Items from a data source
++++++++++

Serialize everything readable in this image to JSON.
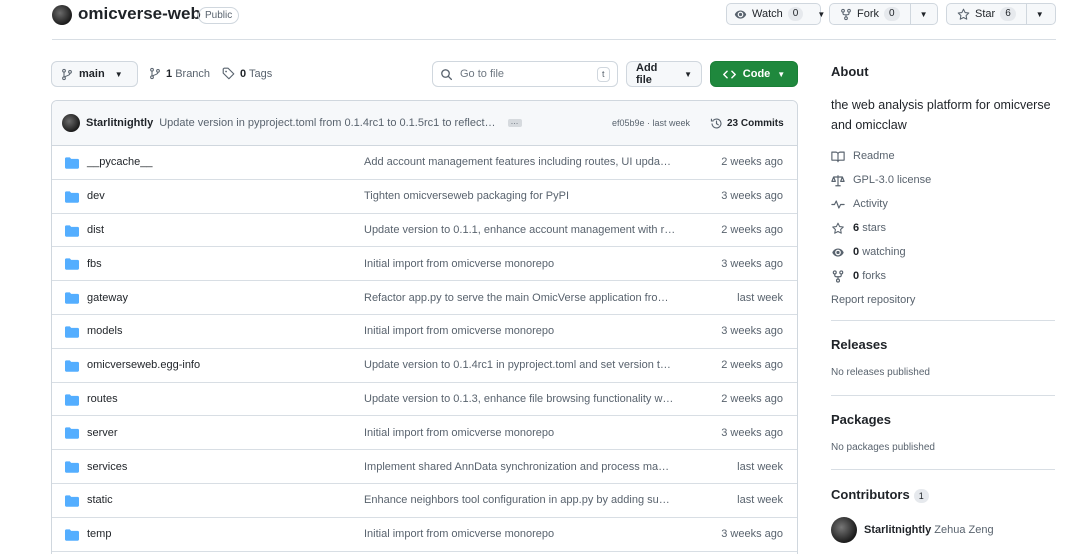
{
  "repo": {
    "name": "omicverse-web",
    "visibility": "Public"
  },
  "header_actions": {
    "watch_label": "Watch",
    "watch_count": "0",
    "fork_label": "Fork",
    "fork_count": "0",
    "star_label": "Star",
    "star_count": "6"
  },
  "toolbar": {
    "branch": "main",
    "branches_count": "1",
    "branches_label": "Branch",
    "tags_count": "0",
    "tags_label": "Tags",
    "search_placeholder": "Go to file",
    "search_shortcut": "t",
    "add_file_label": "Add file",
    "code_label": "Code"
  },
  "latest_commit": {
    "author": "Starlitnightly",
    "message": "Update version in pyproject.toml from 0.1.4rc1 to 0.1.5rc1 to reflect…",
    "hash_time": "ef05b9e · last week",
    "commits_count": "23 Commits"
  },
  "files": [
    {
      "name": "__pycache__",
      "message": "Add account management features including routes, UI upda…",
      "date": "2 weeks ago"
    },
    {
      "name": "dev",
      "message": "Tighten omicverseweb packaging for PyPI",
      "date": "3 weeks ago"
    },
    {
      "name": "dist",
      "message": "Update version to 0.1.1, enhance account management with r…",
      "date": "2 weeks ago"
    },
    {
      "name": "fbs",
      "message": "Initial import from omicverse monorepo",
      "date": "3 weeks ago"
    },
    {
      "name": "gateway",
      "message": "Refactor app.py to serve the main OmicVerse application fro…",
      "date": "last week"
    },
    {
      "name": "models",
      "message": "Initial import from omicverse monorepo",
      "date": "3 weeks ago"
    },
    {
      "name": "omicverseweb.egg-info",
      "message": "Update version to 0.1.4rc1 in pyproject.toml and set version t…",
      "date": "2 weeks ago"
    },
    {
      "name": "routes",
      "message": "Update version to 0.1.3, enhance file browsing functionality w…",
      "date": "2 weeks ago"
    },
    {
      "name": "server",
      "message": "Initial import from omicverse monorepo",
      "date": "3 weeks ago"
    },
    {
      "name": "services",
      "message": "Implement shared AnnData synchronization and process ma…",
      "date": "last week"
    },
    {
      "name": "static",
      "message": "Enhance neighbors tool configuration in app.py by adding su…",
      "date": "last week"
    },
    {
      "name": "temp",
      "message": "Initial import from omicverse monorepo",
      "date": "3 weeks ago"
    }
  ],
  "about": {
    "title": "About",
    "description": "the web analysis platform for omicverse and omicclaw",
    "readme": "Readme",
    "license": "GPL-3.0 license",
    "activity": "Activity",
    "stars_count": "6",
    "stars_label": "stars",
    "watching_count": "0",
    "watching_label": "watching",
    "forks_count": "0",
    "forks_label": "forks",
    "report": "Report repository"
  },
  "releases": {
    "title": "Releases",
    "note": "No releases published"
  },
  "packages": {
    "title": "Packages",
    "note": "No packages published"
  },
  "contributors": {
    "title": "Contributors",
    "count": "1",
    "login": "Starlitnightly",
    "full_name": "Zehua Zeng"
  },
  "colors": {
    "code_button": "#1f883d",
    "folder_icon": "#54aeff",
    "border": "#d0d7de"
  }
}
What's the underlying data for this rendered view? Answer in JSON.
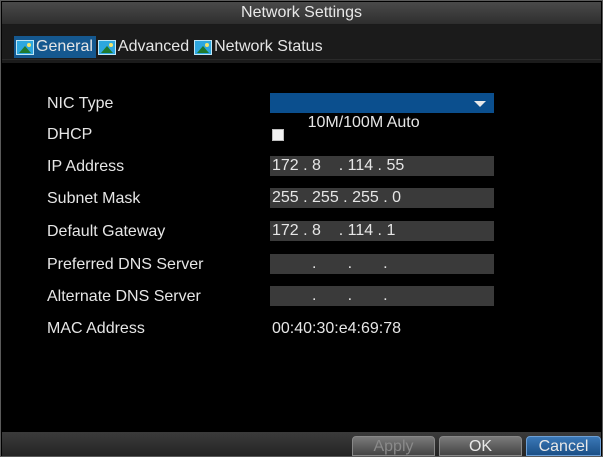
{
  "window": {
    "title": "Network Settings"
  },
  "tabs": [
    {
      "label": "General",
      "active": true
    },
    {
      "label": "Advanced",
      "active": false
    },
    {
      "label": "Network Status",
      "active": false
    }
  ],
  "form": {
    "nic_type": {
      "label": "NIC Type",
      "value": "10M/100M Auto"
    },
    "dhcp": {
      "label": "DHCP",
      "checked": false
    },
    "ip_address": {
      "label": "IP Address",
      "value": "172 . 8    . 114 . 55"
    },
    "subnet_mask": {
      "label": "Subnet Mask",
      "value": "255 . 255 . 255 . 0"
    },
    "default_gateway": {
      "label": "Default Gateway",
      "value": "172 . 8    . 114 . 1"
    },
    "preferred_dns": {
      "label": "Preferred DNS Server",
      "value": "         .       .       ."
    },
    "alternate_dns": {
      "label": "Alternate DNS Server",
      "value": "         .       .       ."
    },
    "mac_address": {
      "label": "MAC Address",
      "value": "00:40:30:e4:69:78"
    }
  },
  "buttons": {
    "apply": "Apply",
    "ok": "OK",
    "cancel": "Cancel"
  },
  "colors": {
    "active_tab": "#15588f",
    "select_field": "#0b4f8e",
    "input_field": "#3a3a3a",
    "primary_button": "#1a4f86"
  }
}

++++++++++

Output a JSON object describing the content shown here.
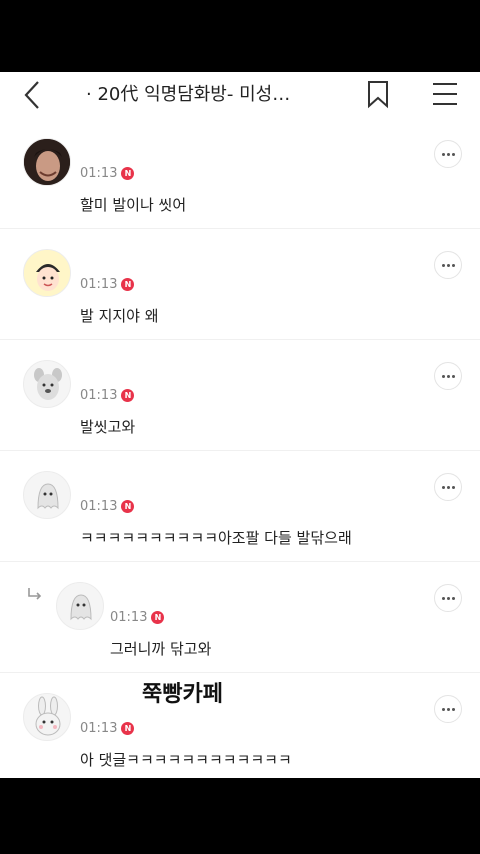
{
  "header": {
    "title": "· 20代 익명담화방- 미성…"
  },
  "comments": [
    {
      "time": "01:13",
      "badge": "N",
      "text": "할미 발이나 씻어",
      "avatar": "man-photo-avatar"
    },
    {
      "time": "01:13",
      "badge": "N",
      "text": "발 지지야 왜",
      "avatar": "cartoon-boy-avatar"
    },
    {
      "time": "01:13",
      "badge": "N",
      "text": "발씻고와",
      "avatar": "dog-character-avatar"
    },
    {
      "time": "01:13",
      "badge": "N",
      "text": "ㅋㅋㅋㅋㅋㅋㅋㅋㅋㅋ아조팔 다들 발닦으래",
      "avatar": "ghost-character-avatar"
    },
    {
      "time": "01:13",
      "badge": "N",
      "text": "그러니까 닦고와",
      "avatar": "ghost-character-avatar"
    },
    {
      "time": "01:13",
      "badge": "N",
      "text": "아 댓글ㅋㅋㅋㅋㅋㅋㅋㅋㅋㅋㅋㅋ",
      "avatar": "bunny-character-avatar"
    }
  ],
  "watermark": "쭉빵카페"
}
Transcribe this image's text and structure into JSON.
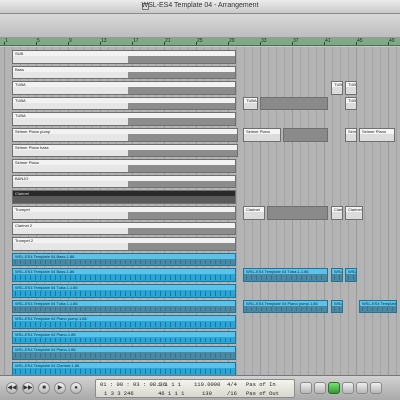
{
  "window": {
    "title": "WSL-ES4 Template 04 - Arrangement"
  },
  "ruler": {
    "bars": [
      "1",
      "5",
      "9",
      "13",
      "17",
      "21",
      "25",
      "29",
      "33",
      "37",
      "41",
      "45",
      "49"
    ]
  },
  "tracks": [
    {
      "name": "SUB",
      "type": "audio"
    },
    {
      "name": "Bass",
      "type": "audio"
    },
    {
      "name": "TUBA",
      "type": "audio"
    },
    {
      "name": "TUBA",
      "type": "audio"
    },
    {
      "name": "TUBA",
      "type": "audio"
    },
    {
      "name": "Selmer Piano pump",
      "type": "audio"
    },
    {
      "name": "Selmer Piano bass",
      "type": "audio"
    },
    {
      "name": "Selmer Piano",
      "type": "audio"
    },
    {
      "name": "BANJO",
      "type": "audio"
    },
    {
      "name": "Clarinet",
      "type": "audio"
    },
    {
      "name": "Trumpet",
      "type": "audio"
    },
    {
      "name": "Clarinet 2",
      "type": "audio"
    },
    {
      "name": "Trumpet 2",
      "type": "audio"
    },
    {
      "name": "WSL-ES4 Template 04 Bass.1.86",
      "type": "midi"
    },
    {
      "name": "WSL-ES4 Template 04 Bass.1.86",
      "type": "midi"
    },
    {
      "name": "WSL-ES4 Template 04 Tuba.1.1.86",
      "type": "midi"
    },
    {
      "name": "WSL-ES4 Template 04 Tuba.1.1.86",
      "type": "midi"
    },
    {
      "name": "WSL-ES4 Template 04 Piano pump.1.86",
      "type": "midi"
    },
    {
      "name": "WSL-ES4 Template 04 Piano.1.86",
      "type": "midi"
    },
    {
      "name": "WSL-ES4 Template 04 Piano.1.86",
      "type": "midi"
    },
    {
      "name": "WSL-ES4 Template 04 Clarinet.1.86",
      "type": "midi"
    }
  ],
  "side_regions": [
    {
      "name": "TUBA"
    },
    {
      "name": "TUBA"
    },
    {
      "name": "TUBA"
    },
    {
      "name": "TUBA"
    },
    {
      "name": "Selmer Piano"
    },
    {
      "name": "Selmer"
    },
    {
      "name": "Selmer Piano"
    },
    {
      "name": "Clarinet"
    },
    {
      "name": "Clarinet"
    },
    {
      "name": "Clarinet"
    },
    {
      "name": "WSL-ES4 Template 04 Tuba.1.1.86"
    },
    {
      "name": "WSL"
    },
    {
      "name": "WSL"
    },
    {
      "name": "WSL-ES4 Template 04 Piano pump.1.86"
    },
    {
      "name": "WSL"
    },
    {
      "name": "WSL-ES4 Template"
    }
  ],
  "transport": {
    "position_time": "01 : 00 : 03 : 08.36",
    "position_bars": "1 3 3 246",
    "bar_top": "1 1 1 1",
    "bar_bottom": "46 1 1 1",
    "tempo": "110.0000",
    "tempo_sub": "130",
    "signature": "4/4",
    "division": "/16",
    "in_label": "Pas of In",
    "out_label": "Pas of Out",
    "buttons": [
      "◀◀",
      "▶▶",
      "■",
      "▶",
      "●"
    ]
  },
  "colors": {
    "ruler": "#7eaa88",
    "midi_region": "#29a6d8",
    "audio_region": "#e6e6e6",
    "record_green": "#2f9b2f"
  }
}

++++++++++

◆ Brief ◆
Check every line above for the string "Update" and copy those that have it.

◆ Exercise answer ◆
    "message": "Update version in pyproject.toml from 0.1.4rc1 to 0.1.5rc1 to reflect…",
      "message": "Update version to 0.1.1, enhance account management with r…",
      "message": "Update version to 0.1.4rc1 in pyproject.toml and set version t…",
      "message": "Update version to 0.1.3, enhance file browsing functionality w…",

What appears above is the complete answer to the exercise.